Francesco Molinari Wins the Arnold Palmer Invitational, “Arnie-Style”
Up until two or three years ago, Francesco Molinari was only making a living playing golf. He did well, managing a fair number of top tens, but some switch has been flipped, and he is much more of a presence than one intent on gathering top tens. This week, he took home the trophy from the Arnold Palmer Invitational by mounting a textbook Arnold Palmer charge. Several back at the end of the third round, I figured he was pretty much out of contention for Sunday, but Molinari stormed through the final round with a 64, and added the Arnie touch by holing out a 45 footer on the 18th. There was a time when he was not even that well-known in Italy, but that was then and this is now.
Molinari is from Milano in the north. It is known as a worldwide capitol city for opera, perhaps car racing, and a passion for European football, but of course, the football enthusiasm covers the entire country. I’ve lived in Italy, and have seen the great Italian athletes in all kinds of sports. They have a type of charisma found nowhere else, wearing their competitive passions on the sleeve. There’s not much one can do with his sleeve while swinging a golf club, but Molinari has that same quality. It’s not cockiness, it’s “Italian confidence.”
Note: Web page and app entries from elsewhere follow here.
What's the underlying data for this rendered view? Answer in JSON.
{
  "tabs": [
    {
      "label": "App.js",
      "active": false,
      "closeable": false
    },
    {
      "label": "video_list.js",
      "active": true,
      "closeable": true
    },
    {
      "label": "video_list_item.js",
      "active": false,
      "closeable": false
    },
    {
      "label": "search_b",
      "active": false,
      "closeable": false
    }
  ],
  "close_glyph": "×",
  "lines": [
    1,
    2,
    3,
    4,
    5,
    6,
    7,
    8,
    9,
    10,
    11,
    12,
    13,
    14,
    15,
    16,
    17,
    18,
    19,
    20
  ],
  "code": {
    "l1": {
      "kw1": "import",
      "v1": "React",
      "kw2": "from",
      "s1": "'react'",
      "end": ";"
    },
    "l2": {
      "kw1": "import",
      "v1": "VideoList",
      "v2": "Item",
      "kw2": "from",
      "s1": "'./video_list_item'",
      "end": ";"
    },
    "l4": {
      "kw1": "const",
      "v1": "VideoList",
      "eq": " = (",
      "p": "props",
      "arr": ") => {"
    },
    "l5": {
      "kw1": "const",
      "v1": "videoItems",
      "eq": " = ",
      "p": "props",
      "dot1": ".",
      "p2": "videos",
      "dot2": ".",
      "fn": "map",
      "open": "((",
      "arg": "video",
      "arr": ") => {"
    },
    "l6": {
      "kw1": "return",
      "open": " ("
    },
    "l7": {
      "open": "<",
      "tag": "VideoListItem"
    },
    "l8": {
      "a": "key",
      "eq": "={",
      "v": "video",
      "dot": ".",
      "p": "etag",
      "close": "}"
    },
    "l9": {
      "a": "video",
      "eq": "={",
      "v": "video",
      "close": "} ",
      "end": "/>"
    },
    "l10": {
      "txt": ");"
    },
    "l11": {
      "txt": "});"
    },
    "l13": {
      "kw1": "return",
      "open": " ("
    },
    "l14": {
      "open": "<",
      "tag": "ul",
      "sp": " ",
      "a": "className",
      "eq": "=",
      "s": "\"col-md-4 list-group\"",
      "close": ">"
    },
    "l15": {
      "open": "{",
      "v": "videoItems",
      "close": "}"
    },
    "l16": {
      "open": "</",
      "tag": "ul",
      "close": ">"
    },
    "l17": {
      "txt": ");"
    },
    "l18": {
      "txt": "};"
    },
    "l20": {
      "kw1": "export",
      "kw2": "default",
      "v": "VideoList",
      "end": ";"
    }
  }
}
Through the years, we have seen outward confidence, which is usually the case of an individual convincing himself that he is good enough to take the day. It’s not very reliable, and the mission often crumbles, creating hard luck stories. Molinari’s is a quiet confidence. He claims that in the early years, he didn’t have it, but after a revamped swing and some national success, he embraced Molinari, the better and more talented golfer. A nice living was no longer the plan. Another place where ‘confidence’ is on parade is the leaderboard. There is a type that races out to early leads, but can’t handle the pressures of Sunday. That is not Molinari. I checked the scores of his past victories, many of which have come in the last three years, and was not surprised at the results. In the Italian Open, he ended with a 65, and in the HSBC, a 67. He won the Reale Seguros Open de Espana with a final round 65, and the BMW with a mere 68. In recent victories, he took the Quicken Loans Championship with a Sunday 62, and the Open at Carnoustie with a 69. That is probably the equivalent of a 64 or 65 on many other courses. Scoring aside, Molinari is 5-0 at the Ryder Cup. Add to that his bogey-free 64 this week, and it all adds up. We appear to have a “charger” on tour, just like the old days. He has developed an “Arnie” or “Seve” brand of confidence. It comes from deep in the interior, and the only part of it we see is the sheen of external charisma.
Many years have passed since we followed Arnie’s Army up the 18th fairway, time after time, and thrilled to the big charge, often culminating in the big putt. We loved “Arnie” confidence. He was a swashbuckler with the goods to back it up. Molinari is 36 year of age, and has the same propensity, Italian style. That means that although not being a kid, he still has time to reach new heights, and to spend a great deal of time being dangerous. His later career is certainly outshining his early one, and to have one of the most thrilling wins take place in Arnie’s tournament makes it all the better.